STATE RECIPROCITY: RULES OF THE ROAD
In teaching, the term ‘state reciprocity’ refers to using an existing teacher certification to get a teaching license in another state. Because teachers are more and more on the move, most states developed certification agreements to outline the process to accept teacher certification issued from other states. The term itself can be misleading since many teachers assume that their teaching license is automatically accepted in other states. One teacher who recently moved to another state described her experience below.
“I could never understand how I could be fully certified, even tenured, in one state and have to jump through so many hoops to become certified in another. I have five separate state certifications, and it has been a challenge every time.”
The reciprocity process can be hard to navigate if you don’t know how to get started. The following information should help you with your teaching career move to another state.
TEACHER CERTIFICATION STATE REQUIREMENTS
Although teacher certification requirements in all 50 states are similar, specific certification requirements vary widely. To become a certified teacher, most states require at least the following:
1. bachelor’s degree
2. field experience/student teaching
3. passing score on 1 or more teacher certification exams
The variety of requirements in field experience and teacher exams creates barriers to teaching in different states. Also, there are many variations of teacher state licensures ( initial, interim, emergency, professional, temporary, transitional, conditional).
THE NEED FOR STATE RECIPROCITY
1. Americans move more often today for many reasons.
- spouse’s job transfer
- caretaker of a loved one
- closeness to family
- improved quality of life and opportunity
- major life changes like death and divorce
- seeking a different climate
- travel and experience in other places
- increased compensation and benefits
- better working conditions
2. The national teacher shortage requires some states to recruit teachers from out-of-state to fill vacancies.
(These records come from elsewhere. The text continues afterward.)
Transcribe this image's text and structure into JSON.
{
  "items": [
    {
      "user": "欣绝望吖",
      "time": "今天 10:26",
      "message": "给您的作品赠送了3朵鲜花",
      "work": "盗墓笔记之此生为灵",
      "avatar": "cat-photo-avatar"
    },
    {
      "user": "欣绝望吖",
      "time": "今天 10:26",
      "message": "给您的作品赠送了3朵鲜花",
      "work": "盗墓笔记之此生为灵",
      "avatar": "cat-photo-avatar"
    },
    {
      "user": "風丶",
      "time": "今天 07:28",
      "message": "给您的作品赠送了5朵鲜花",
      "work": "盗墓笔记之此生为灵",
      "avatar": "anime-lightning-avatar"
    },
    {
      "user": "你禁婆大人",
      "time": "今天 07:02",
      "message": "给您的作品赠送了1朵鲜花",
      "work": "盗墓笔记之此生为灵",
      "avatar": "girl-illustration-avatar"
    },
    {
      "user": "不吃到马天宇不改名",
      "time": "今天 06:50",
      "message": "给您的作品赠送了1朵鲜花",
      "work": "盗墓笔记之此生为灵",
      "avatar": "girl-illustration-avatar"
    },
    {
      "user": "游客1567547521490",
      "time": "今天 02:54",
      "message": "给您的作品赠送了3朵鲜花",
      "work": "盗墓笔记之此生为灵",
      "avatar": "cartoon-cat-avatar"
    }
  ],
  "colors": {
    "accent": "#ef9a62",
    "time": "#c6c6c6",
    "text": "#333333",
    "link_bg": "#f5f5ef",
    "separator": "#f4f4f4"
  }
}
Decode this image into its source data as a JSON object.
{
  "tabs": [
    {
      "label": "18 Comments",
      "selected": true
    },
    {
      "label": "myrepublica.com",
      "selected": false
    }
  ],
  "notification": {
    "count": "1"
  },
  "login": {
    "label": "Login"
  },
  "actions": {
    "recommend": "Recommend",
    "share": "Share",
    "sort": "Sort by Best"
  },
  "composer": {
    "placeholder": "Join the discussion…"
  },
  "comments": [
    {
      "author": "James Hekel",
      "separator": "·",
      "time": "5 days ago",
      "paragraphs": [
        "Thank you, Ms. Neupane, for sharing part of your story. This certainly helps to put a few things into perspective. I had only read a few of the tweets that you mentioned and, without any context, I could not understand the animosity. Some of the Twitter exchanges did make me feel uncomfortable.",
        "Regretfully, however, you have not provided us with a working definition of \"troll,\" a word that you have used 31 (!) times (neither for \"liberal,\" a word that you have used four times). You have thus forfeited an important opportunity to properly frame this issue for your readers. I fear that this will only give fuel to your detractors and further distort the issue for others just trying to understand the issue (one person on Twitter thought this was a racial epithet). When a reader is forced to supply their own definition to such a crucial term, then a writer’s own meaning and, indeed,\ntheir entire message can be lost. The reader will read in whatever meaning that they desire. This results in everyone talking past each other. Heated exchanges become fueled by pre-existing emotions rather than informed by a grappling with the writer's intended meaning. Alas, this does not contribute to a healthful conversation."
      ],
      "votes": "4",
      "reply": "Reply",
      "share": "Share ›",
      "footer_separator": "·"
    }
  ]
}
3. A growing number of alternative teacher preparation programs prompted some states to develop additional certification requirements to maintain quality of teaching and learning.
THE CHALLENGE OF STATE RECIPROCITY
Teacher certification requirements vary so widely because of state differences in:
- state government structures
- historical background
- availability of critical need subject areas, special education, math, science and English as a 2nd language
- wide discrepancies in salaries, pensions and benefit
Because of these differences, education leaders work with legislatures to promote standards of excellence and quality teaching across the country.
Understanding guidelines for certification reciprocity among 50 states is a complicated process. Fortunately, most states have established interstate agreements that make the process easier. Also, many states allow certified teachers with experience to teach on a temporary basis with specific timelines while they complete additional requirements.
Teachers must officially apply for a new state license when relocating. This can take several months. After you apply, the state licensing agency reviews the application on a case by case basis. Some teachers may have to take additional classes and/or exams. You should also research how your pension can be affected by a state move.
THE NATIONAL ASSOCIATION THAT PROMOTES RECIPROCITY
The National Association of State Directors of Teacher Education and Certification (NASDTEC) is an organization representing professional standards boards, commissions and state departments of education in all 50 states. NASDTEC is involved with:
- high standards for educators
- teacher mobility across state lines
- comprehensive personnel screening
- clearinghouse for teacher discipline
STEPS TO FOLLOW TO REQUEST RECIPROCITY
1. Contact NASDTEC to see if the state has established a licensure agreement with them.
2. Contact the state licensing agency to research teacher reciprocity guidelines and requirements.
3. Contact the following State Reciprocity List to find additional information about the state.
4. Submit your official application with all attachments at the same time.
5. Determine the cost and time that it may take you to teach in the state.
6. Update your resume and order official copies from your university.
7. Consider joining NASDTEC to access information found in their many teacher publications
If you are considering moving to another state to teach, we hope this information helps you understand the Teacher Certification State ‘Reciprocity Rules of the Road’.
The more you know beforehand, the easier your move will be!
What about if I move out of the country to teach?